My next mission was to select the Morris & Co patterns and colour ways  for the two hangings. I decided to focus on patterns developed by Morris during the pre-Merton Abbey period and which were actually printed on cotton at the time. Many of these patterns are still in print today, so still a lot of options to choose from.  The Wardle Pattern books  were a great reference for colour ways used during Morris’ lifetime. In addition, I accompanied William Morris Gallery Staff to take a look at a Morris & Co sample book from the early 20th century held at the V&A Clothworkers’ Centre for the Study and Conservation of Textiles and Fashion, open since October 2013. It  was really exciting to be there because the V&A’s textile collection had been closed for so long. We walked by long rows of storage cupboards …to imagine they were all full of textile treasures!

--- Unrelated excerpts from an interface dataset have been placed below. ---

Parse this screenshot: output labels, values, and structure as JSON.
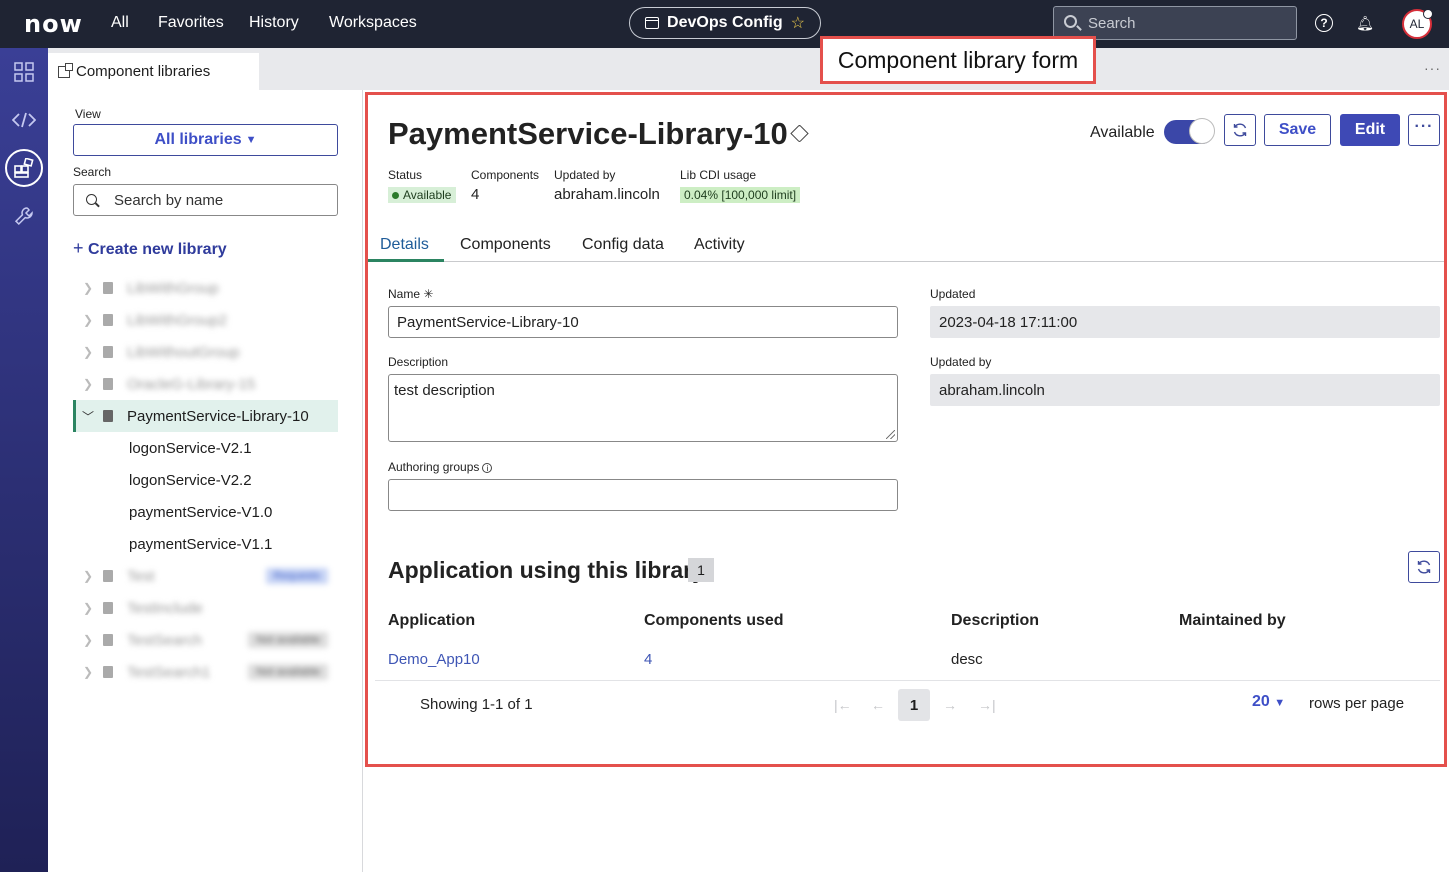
{
  "topbar": {
    "logo": "now",
    "nav": [
      "All",
      "Favorites",
      "History",
      "Workspaces"
    ],
    "app_name": "DevOps Config",
    "search_placeholder": "Search",
    "avatar_initials": "AL"
  },
  "tab": {
    "label": "Component libraries"
  },
  "annotation": "Component library form",
  "left": {
    "view_label": "View",
    "view_value": "All libraries",
    "search_label": "Search",
    "search_placeholder": "Search by name",
    "create_label": "Create new library",
    "selected_library": "PaymentService-Library-10",
    "children": [
      "logonService-V2.1",
      "logonService-V2.2",
      "paymentService-V1.0",
      "paymentService-V1.1"
    ],
    "blurred_items": [
      "LibWithGroup",
      "LibWithGroup2",
      "LibWithoutGroup",
      "OracleG-Library-15",
      "Test",
      "TestInclude",
      "TestSearch",
      "TestSearch1"
    ],
    "blurred_badges": [
      "Requests",
      "Not available",
      "Not available"
    ]
  },
  "form": {
    "title": "PaymentService-Library-10",
    "meta": {
      "status_label": "Status",
      "status_value": "Available",
      "components_label": "Components",
      "components_value": "4",
      "updated_by_label": "Updated by",
      "updated_by_value": "abraham.lincoln",
      "cdi_label": "Lib CDI usage",
      "cdi_value": "0.04% [100,000 limit]"
    },
    "available_label": "Available",
    "save_label": "Save",
    "edit_label": "Edit",
    "tabs": [
      "Details",
      "Components",
      "Config data",
      "Activity"
    ],
    "name_label": "Name",
    "name_value": "PaymentService-Library-10",
    "description_label": "Description",
    "description_value": "test description",
    "authoring_label": "Authoring groups",
    "authoring_value": "",
    "updated_label": "Updated",
    "updated_value": "2023-04-18 17:11:00",
    "updatedby_label": "Updated by",
    "updatedby_value": "abraham.lincoln"
  },
  "apps": {
    "title": "Application using this library",
    "count": "1",
    "headers": [
      "Application",
      "Components used",
      "Description",
      "Maintained by"
    ],
    "rows": [
      [
        "Demo_App10",
        "4",
        "desc",
        ""
      ]
    ],
    "showing": "Showing 1-1 of 1",
    "page": "1",
    "rows_per_page_value": "20",
    "rows_per_page_label": "rows per page"
  }
}
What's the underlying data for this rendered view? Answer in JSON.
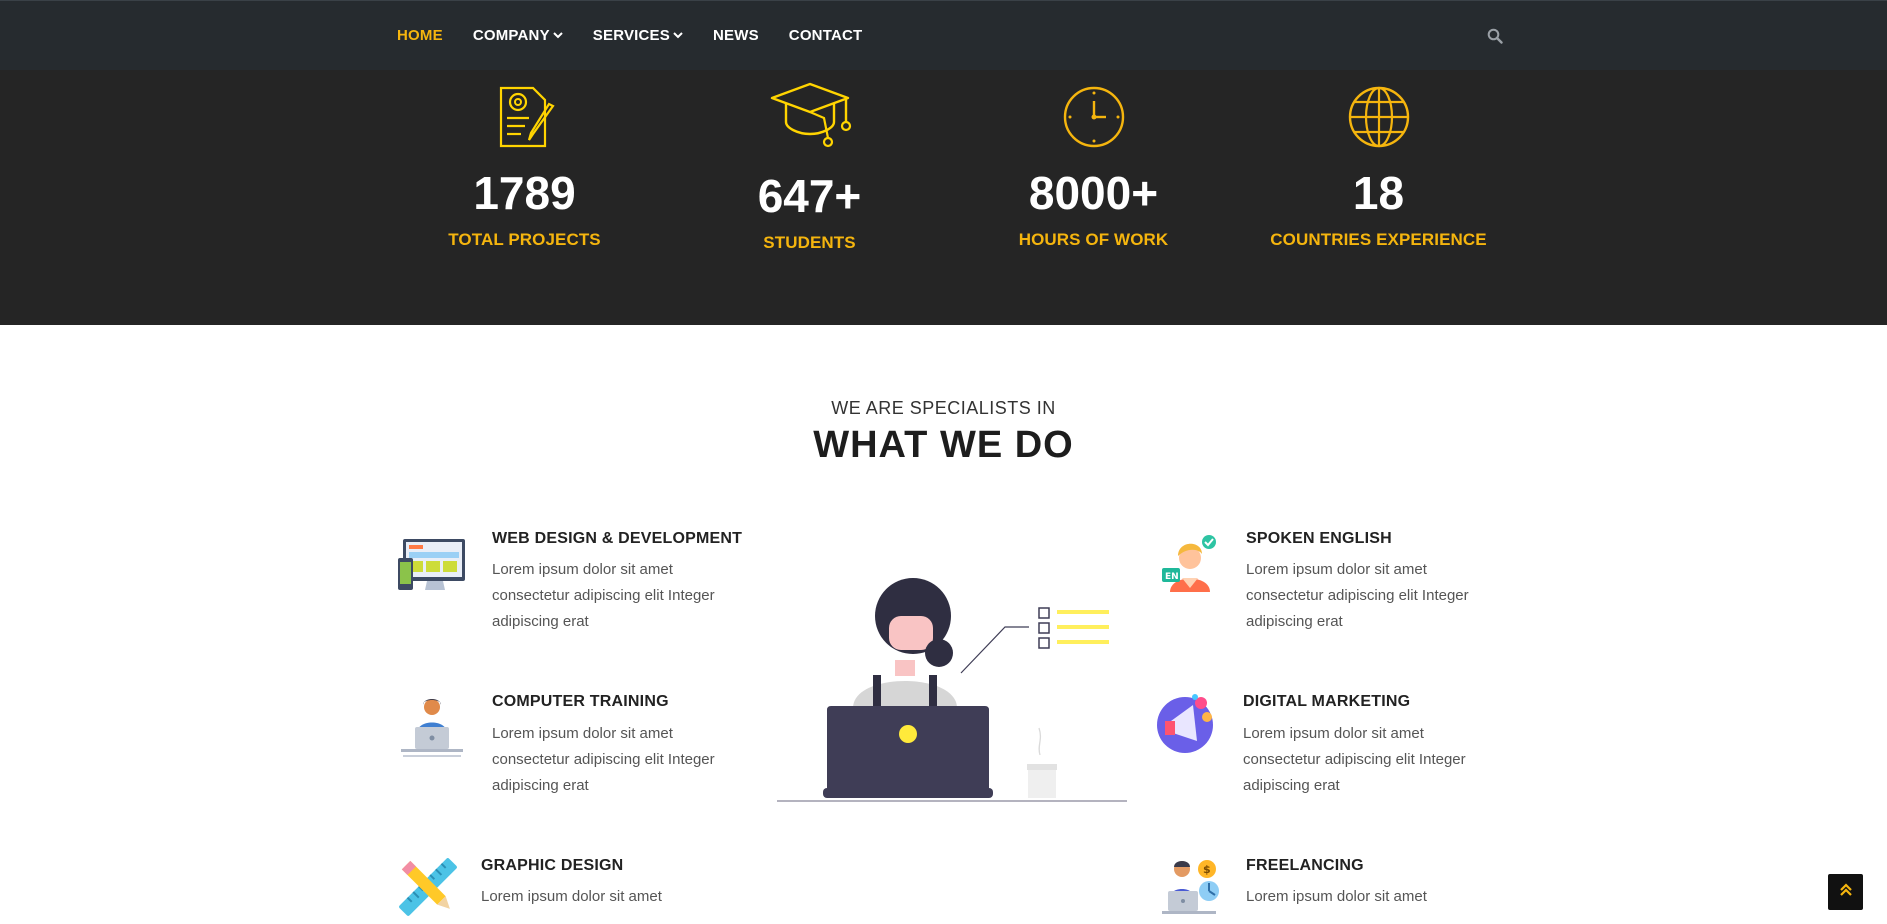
{
  "nav": {
    "items": [
      {
        "label": "HOME",
        "active": true,
        "dropdown": false
      },
      {
        "label": "COMPANY",
        "active": false,
        "dropdown": true
      },
      {
        "label": "SERVICES",
        "active": false,
        "dropdown": true
      },
      {
        "label": "NEWS",
        "active": false,
        "dropdown": false
      },
      {
        "label": "CONTACT",
        "active": false,
        "dropdown": false
      }
    ],
    "search_icon": "search-icon"
  },
  "counters": [
    {
      "value": "1789",
      "label": "TOTAL PROJECTS",
      "icon": "certificate-icon"
    },
    {
      "value": "647+",
      "label": "STUDENTS",
      "icon": "graduation-cap-icon"
    },
    {
      "value": "8000+",
      "label": "HOURS OF WORK",
      "icon": "clock-icon"
    },
    {
      "value": "18",
      "label": "COUNTRIES EXPERIENCE",
      "icon": "globe-icon"
    }
  ],
  "section": {
    "subtitle": "WE ARE SPECIALISTS IN",
    "title": "WHAT WE DO"
  },
  "services": [
    {
      "title": "WEB DESIGN & DEVELOPMENT",
      "desc": "Lorem ipsum dolor sit amet consectetur adipiscing elit Integer adipiscing erat",
      "icon": "web-design-icon"
    },
    {
      "title": "COMPUTER TRAINING",
      "desc": "Lorem ipsum dolor sit amet consectetur adipiscing elit Integer adipiscing erat",
      "icon": "computer-training-icon"
    },
    {
      "title": "GRAPHIC DESIGN",
      "desc": "Lorem ipsum dolor sit amet",
      "icon": "graphic-design-icon"
    },
    {
      "title": "SPOKEN ENGLISH",
      "desc": "Lorem ipsum dolor sit amet consectetur adipiscing elit Integer adipiscing erat",
      "icon": "spoken-english-icon"
    },
    {
      "title": "DIGITAL MARKETING",
      "desc": "Lorem ipsum dolor sit amet consectetur adipiscing elit Integer adipiscing erat",
      "icon": "digital-marketing-icon"
    },
    {
      "title": "FREELANCING",
      "desc": "Lorem ipsum dolor sit amet",
      "icon": "freelancing-icon"
    }
  ],
  "colors": {
    "accent": "#f5b50e",
    "nav_bg": "#262b2f",
    "counter_bg": "#252525",
    "icon_yellow": "#ffd400"
  }
}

The sample book held a few surprises – seeing the classic patterns in some really quite high-octane,  daring colours and colour ways that couldn’t be more different from what we typically see in the books and catalogues about Morris & Co textiles.

Somehow I doubted that the man himself would have approved…

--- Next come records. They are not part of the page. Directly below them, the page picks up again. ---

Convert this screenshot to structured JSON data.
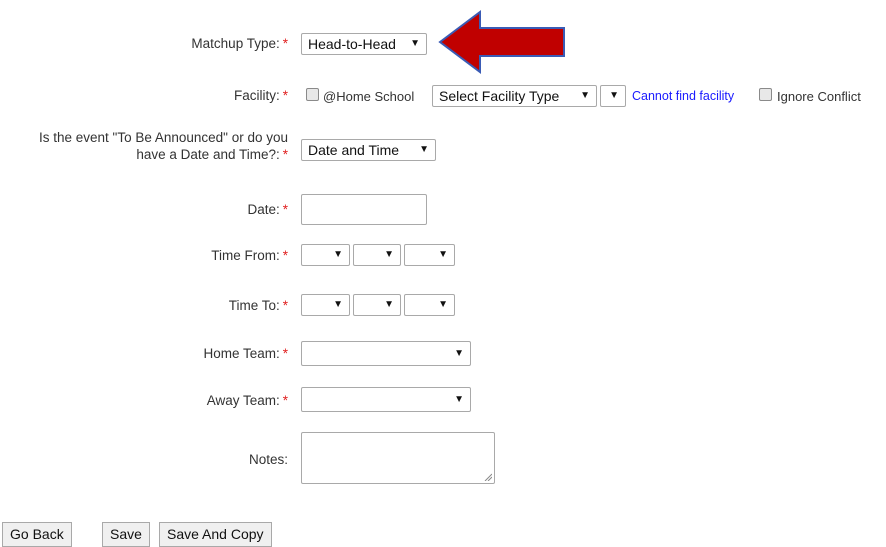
{
  "required_marker": "*",
  "form": {
    "matchup_type": {
      "label": "Matchup Type:",
      "value": "Head-to-Head"
    },
    "facility": {
      "label": "Facility:",
      "home_school_label": "@Home School",
      "facility_type_value": "Select Facility Type",
      "facility_value": "",
      "cannot_find_link": "Cannot find facility",
      "ignore_conflict_label": "Ignore Conflict"
    },
    "tba": {
      "label_line1": "Is the event \"To Be Announced\" or do you",
      "label_line2": "have a Date and Time?:",
      "value": "Date and Time"
    },
    "date": {
      "label": "Date:",
      "value": ""
    },
    "time_from": {
      "label": "Time From:",
      "hour": "",
      "minute": "",
      "ampm": ""
    },
    "time_to": {
      "label": "Time To:",
      "hour": "",
      "minute": "",
      "ampm": ""
    },
    "home_team": {
      "label": "Home Team:",
      "value": ""
    },
    "away_team": {
      "label": "Away Team:",
      "value": ""
    },
    "notes": {
      "label": "Notes:",
      "value": ""
    }
  },
  "buttons": {
    "go_back": "Go Back",
    "save": "Save",
    "save_and_copy": "Save And Copy"
  },
  "dropdown_arrow": "▼",
  "colors": {
    "required": "#e02020",
    "link": "#1a1aff",
    "annotation_arrow_fill": "#c00000",
    "annotation_arrow_outline": "#3a5bb5"
  }
}
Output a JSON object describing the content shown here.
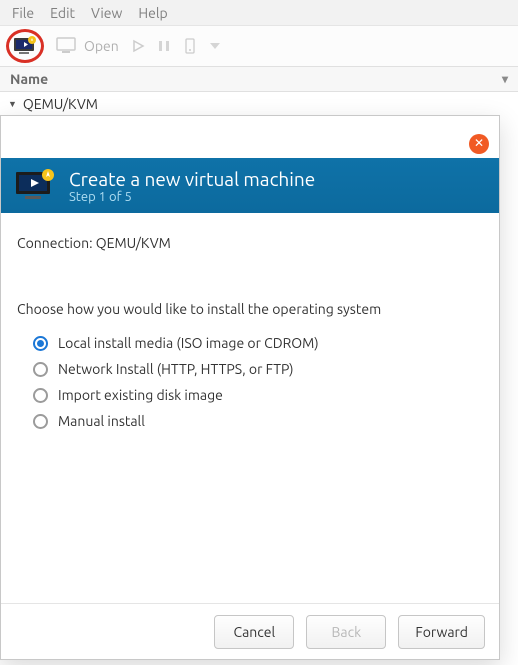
{
  "menubar": {
    "file": "File",
    "edit": "Edit",
    "view": "View",
    "help": "Help"
  },
  "toolbar": {
    "open_label": "Open"
  },
  "list": {
    "header": "Name",
    "connection": "QEMU/KVM"
  },
  "dialog": {
    "title": "Create a new virtual machine",
    "subtitle": "Step 1 of 5",
    "connection_label": "Connection:",
    "connection_value": "QEMU/KVM",
    "choose_line": "Choose how you would like to install the operating system",
    "options": [
      "Local install media (ISO image or CDROM)",
      "Network Install (HTTP, HTTPS, or FTP)",
      "Import existing disk image",
      "Manual install"
    ],
    "selected_index": 0,
    "buttons": {
      "cancel": "Cancel",
      "back": "Back",
      "forward": "Forward"
    }
  }
}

Anyway, the colour ways in print  by Morris & Co today are, generally speaking, much closer to the colour palettes used during Morris’ lifetime.  Certainly the red “Brother Rabbit” I chose is quite a classic, and the “Honeysuckle & Tulip” I used for my  Morris’s Dilemma hanging feels broadly  similar to the examples  in the William Morris Gallery and textile publications like Linda Parry’s wonderful book.

I did have a great time checking out all the patterns and colour ways in the Sanderson showroom in Chelsea. When I got there I felt like an illegal alien  – surrounded by all these well-heeled customers who would never even look at price tags. I wonder what they thought of me, manically draping lots of  samples on the floor and taking pictures … (Luckily, Morris & Co sample books were in a corner of the shop, not in a main ‘thoroughfare’, and no-one else wanted to look at Morris & Co then.) The staff, however, could not have been more helpful. I was afraid I’d be a nuisance – seeing as I was not a paying customer –  but they were more than happy for me to get on with my research for as long as I wanted. And  when I mentioned that Morris & Co were sponsoring materials for my exhibition at the William Morris Gallery, they were positively ecstatic.  Which reminds me : must send some exhibition flyers to the showroom and invite the staff to see the end result of my search!